By Peter Zimonjic
The Canada Revenue Agency began sending out T4A slips today to Canadians who have received COVID-19 benefits, reminding them that the money is taxable income and must be recorded on their tax returns.
The department said the T4As are being issued as statements of income and not necessarily as statements of money owed. As with the T4 statements employers provide to employees in advance of tax season, the T4A statement details how much taxable income someone received directly from the federal government in the form of a COVID-19 benefit. Residents of Quebec will get both T4A and RL-1 slips.
The T4A forms list how much money a person received from one or more of the following benefits: the Canada Emergency Response Benefit (CERB), the Canada Emergency Student Benefit (CESB), the Canada Recovery Benefit (CRB), the Canada Recovery Sickness Benefit (CRSB) and the Canada Recovery Caregiving Benefit (CRCB).
Those who received money through one of the benefit programs need to enter the total amount they received last year on line 13000 of their 2020 income tax and benefit return. For those registered for My Account and filing with NETFILE-certified software, this information will be entered automatically into tax returns.
The CRA says that while tax was taken off at source for the CRB, CRSB and CRCB, it wasn’t taken off for the CERB or CESB. Once all other sources of income, deductions and credits have been calculated, some people may discover they owe money when they file their returns regardless of whether taxes were taken off at source.
“It’s going to be difficult for people and it’s going to be complex or complicated for the system,” Employment Minister Carla Qualtrough told CBC News last month.
“As people file their taxes, [we] are going to have to figure out what they’ve been … what they owe taxes on, what has already been taken taxes off for them. If you claimed both the CERB and CRB, we took taxes off the CRB but we didn’t for CERB — it’s incredibly complicated,” she said.

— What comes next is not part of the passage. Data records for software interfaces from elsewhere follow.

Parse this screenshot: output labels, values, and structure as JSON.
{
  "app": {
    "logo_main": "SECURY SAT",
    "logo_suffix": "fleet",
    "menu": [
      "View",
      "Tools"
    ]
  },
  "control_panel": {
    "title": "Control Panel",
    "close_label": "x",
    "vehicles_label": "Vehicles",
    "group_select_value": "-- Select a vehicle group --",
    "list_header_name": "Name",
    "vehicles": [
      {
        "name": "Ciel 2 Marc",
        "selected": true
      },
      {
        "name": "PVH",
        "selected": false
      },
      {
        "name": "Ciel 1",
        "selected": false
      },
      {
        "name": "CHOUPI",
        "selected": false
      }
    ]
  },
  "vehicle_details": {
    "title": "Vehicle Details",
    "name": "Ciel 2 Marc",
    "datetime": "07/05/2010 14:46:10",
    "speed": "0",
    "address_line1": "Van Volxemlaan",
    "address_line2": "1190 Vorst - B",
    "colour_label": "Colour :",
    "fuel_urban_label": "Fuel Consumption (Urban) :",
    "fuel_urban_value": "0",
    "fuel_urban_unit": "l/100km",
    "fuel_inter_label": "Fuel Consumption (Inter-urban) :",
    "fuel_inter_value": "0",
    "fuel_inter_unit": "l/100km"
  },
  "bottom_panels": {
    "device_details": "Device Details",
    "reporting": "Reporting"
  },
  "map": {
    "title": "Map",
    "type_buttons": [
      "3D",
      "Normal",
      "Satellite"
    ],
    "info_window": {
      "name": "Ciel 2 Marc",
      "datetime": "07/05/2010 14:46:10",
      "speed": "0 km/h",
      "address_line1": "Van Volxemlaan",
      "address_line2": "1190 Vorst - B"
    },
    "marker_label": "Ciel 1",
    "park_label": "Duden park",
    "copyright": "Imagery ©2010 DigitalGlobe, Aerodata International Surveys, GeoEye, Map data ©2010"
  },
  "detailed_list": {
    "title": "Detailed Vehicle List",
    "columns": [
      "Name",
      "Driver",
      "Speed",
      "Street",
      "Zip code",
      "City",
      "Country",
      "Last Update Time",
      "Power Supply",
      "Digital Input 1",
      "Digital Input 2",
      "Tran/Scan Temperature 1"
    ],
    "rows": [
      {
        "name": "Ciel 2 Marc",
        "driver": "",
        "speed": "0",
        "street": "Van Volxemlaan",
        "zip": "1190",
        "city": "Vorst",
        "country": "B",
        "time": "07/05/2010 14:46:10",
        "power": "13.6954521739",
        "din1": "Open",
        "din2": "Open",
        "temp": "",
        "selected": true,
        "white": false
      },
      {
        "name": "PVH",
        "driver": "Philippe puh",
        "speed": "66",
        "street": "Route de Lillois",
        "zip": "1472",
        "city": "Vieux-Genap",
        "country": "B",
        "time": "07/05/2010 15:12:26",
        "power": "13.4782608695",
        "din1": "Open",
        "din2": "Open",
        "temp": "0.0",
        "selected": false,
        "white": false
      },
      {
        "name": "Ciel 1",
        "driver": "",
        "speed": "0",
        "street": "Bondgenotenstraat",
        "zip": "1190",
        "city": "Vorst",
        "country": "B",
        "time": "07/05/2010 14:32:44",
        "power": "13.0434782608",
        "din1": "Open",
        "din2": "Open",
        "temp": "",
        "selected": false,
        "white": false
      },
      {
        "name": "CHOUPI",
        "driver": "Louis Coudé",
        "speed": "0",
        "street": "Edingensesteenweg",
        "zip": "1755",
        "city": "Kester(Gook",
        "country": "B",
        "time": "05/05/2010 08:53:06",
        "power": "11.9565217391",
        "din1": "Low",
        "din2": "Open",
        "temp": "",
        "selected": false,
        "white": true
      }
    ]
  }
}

Concerned about Canadians financially stressed by the pandemic, the CRA says it has expanded the ways in which people can pay back money owed and is urging taxpayers to reach out to the agency to see which options work best for them.
CRA and CERB
The CRA has already sent out 441,000 letters warning people who received the CERB that they may not be eligible for the benefits they have received so far. The letters asked recipients who don’t meet income requirements to pay back the money by the end of 2020 so it does not negatively affect their tax returns.
Described as “education letters” by a CRA spokesperson, the letters were sent to those for whom the agency said it was “unable to confirm … employment and/or self-employment income of at least $5,000 in 2019, or in the 12 months prior to the date of their application” — one of the key criteria for the CERB program.
In the past several weeks, many Canadians have reported they received such letters and now fear they’ll have to repay thousands of dollars in benefits.
Many of those affected have argued that the federal government never clearly defined how the $5,000 amount would be calculated. Some point to the CERB application, which asks if the person received “a minimum of $5,000 (before taxes) in the last 12 months, or in 2019 ….” but makes no explicit mention of expense deductions.
The federal government acknowledged last month that it provided unclear instructions to self-employed Canadians on how to apply for CERB. The CRA said there would be no penalties or interest in cases where CERB needs to be paid back, but it stopped short of saying the payments would be forgiven.
Speaking to CBC News Network’s Power & Politics in an interview airing today, Qualtrough said the federal government was considering making repayments smaller and payable over a longer period of time to help Canadians who may find repaying improperly collected CERB payments difficult.
“We’re certainly not in a position to forgive CERB debt right now,” she told host Vassy Kapelos. “But people were misinformed and we need to figure out how to be fair in light of that.”
When pushed on whether that position might change — whether Canadians who got the benefit improperly because of the CRA’s miscommunication could see their CRA debt forgiven — Qualtrough said “it’s not impossible, but there hasn’t been a policy direction change.”
“In December we had decided that forgiveness was not on the table, we haven’t changed our mind on that but … we can always look at a situation and make a better decision once we have the information.”
Originally posted by CBC News on 01/11/2021.